Excerpted data Block Start

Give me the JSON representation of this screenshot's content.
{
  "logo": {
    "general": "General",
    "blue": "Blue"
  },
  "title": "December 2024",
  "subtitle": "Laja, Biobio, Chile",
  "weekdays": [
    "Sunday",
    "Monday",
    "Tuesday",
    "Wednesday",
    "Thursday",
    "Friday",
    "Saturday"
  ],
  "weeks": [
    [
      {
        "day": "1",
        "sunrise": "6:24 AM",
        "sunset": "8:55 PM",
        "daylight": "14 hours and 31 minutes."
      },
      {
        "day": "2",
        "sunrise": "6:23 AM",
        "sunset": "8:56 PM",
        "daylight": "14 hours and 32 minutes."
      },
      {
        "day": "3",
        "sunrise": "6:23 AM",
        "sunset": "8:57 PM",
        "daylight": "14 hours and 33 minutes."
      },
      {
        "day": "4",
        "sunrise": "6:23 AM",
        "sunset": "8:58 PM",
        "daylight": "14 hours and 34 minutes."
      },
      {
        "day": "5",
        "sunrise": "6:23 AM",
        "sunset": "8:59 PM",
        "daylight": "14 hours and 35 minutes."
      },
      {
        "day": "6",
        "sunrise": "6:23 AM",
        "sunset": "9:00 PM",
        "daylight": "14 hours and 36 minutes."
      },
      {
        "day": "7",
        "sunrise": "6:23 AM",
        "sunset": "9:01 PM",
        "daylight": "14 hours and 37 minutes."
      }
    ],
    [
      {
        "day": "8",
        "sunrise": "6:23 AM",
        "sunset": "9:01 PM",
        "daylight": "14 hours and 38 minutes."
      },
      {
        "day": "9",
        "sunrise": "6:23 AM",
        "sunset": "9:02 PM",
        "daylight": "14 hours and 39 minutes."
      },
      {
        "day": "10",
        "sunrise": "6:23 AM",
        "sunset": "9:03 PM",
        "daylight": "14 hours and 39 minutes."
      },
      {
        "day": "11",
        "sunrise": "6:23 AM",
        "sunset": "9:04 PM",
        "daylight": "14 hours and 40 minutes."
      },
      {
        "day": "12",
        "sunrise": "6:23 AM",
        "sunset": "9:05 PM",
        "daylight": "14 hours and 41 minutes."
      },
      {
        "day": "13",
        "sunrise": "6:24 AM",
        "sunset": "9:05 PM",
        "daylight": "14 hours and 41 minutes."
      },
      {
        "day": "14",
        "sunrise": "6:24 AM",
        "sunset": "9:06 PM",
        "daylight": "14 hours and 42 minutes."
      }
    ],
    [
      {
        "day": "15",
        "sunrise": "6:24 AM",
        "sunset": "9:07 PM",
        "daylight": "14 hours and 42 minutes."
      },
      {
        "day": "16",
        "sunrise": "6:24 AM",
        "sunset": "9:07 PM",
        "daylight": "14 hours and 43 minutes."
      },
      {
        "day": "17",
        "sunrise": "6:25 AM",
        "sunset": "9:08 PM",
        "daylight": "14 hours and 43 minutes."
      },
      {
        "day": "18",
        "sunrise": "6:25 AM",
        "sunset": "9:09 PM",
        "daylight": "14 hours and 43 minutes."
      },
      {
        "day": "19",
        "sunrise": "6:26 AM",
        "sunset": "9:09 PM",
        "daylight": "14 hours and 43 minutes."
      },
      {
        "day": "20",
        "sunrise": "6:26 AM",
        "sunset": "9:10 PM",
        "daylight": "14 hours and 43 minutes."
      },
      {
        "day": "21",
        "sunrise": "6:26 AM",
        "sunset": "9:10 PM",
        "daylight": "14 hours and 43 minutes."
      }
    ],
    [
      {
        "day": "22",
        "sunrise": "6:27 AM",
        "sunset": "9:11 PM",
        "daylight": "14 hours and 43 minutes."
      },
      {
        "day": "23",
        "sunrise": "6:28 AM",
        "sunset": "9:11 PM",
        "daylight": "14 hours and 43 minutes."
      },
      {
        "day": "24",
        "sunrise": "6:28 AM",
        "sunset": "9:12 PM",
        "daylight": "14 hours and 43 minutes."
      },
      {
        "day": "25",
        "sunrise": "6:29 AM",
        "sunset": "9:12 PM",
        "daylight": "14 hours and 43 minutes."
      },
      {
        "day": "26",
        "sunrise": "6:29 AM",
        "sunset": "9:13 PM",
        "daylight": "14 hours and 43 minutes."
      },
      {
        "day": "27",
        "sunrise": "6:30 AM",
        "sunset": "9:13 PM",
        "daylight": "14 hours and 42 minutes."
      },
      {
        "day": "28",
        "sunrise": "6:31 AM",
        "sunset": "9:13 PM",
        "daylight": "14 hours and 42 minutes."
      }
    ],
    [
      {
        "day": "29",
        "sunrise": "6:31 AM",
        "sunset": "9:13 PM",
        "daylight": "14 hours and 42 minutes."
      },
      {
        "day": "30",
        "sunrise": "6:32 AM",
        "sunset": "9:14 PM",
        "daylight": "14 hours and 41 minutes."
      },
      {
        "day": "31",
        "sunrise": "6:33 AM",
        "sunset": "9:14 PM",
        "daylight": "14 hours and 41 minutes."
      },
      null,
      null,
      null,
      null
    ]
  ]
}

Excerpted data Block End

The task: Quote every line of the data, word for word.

Answer to the exercise:
Give me the JSON representation of this screenshot's content.
{
  "logo": {
    "general": "General",
    "blue": "Blue"
  },
  "title": "December 2024",
  "subtitle": "Laja, Biobio, Chile",
  "weekdays": [
    "Sunday",
    "Monday",
    "Tuesday",
    "Wednesday",
    "Thursday",
    "Friday",
    "Saturday"
  ],
  "weeks": [
    [
      {
        "day": "1",
        "sunrise": "6:24 AM",
        "sunset": "8:55 PM",
        "daylight": "14 hours and 31 minutes."
      },
      {
        "day": "2",
        "sunrise": "6:23 AM",
        "sunset": "8:56 PM",
        "daylight": "14 hours and 32 minutes."
      },
      {
        "day": "3",
        "sunrise": "6:23 AM",
        "sunset": "8:57 PM",
        "daylight": "14 hours and 33 minutes."
      },
      {
        "day": "4",
        "sunrise": "6:23 AM",
        "sunset": "8:58 PM",
        "daylight": "14 hours and 34 minutes."
      },
      {
        "day": "5",
        "sunrise": "6:23 AM",
        "sunset": "8:59 PM",
        "daylight": "14 hours and 35 minutes."
      },
      {
        "day": "6",
        "sunrise": "6:23 AM",
        "sunset": "9:00 PM",
        "daylight": "14 hours and 36 minutes."
      },
      {
        "day": "7",
        "sunrise": "6:23 AM",
        "sunset": "9:01 PM",
        "daylight": "14 hours and 37 minutes."
      }
    ],
    [
      {
        "day": "8",
        "sunrise": "6:23 AM",
        "sunset": "9:01 PM",
        "daylight": "14 hours and 38 minutes."
      },
      {
        "day": "9",
        "sunrise": "6:23 AM",
        "sunset": "9:02 PM",
        "daylight": "14 hours and 39 minutes."
      },
      {
        "day": "10",
        "sunrise": "6:23 AM",
        "sunset": "9:03 PM",
        "daylight": "14 hours and 39 minutes."
      },
      {
        "day": "11",
        "sunrise": "6:23 AM",
        "sunset": "9:04 PM",
        "daylight": "14 hours and 40 minutes."
      },
      {
        "day": "12",
        "sunrise": "6:23 AM",
        "sunset": "9:05 PM",
        "daylight": "14 hours and 41 minutes."
      },
      {
        "day": "13",
        "sunrise": "6:24 AM",
        "sunset": "9:05 PM",
        "daylight": "14 hours and 41 minutes."
      },
      {
        "day": "14",
        "sunrise": "6:24 AM",
        "sunset": "9:06 PM",
        "daylight": "14 hours and 42 minutes."
      }
    ],
    [
      {
        "day": "15",
        "sunrise": "6:24 AM",
        "sunset": "9:07 PM",
        "daylight": "14 hours and 42 minutes."
      },
      {
        "day": "16",
        "sunrise": "6:24 AM",
        "sunset": "9:07 PM",
        "daylight": "14 hours and 43 minutes."
      },
      {
        "day": "17",
        "sunrise": "6:25 AM",
        "sunset": "9:08 PM",
        "daylight": "14 hours and 43 minutes."
      },
      {
        "day": "18",
        "sunrise": "6:25 AM",
        "sunset": "9:09 PM",
        "daylight": "14 hours and 43 minutes."
      },
      {
        "day": "19",
        "sunrise": "6:26 AM",
        "sunset": "9:09 PM",
        "daylight": "14 hours and 43 minutes."
      },
      {
        "day": "20",
        "sunrise": "6:26 AM",
        "sunset": "9:10 PM",
        "daylight": "14 hours and 43 minutes."
      },
      {
        "day": "21",
        "sunrise": "6:26 AM",
        "sunset": "9:10 PM",
        "daylight": "14 hours and 43 minutes."
      }
    ],
    [
      {
        "day": "22",
        "sunrise": "6:27 AM",
        "sunset": "9:11 PM",
        "daylight": "14 hours and 43 minutes."
      },
      {
        "day": "23",
        "sunrise": "6:28 AM",
        "sunset": "9:11 PM",
        "daylight": "14 hours and 43 minutes."
      },
      {
        "day": "24",
        "sunrise": "6:28 AM",
        "sunset": "9:12 PM",
        "daylight": "14 hours and 43 minutes."
      },
      {
        "day": "25",
        "sunrise": "6:29 AM",
        "sunset": "9:12 PM",
        "daylight": "14 hours and 43 minutes."
      },
      {
        "day": "26",
        "sunrise": "6:29 AM",
        "sunset": "9:13 PM",
        "daylight": "14 hours and 43 minutes."
      },
      {
        "day": "27",
        "sunrise": "6:30 AM",
        "sunset": "9:13 PM",
        "daylight": "14 hours and 42 minutes."
      },
      {
        "day": "28",
        "sunrise": "6:31 AM",
        "sunset": "9:13 PM",
        "daylight": "14 hours and 42 minutes."
      }
    ],
    [
      {
        "day": "29",
        "sunrise": "6:31 AM",
        "sunset": "9:13 PM",
        "daylight": "14 hours and 42 minutes."
      },
      {
        "day": "30",
        "sunrise": "6:32 AM",
        "sunset": "9:14 PM",
        "daylight": "14 hours and 41 minutes."
      },
      {
        "day": "31",
        "sunrise": "6:33 AM",
        "sunset": "9:14 PM",
        "daylight": "14 hours and 41 minutes."
      },
      null,
      null,
      null,
      null
    ]
  ]
}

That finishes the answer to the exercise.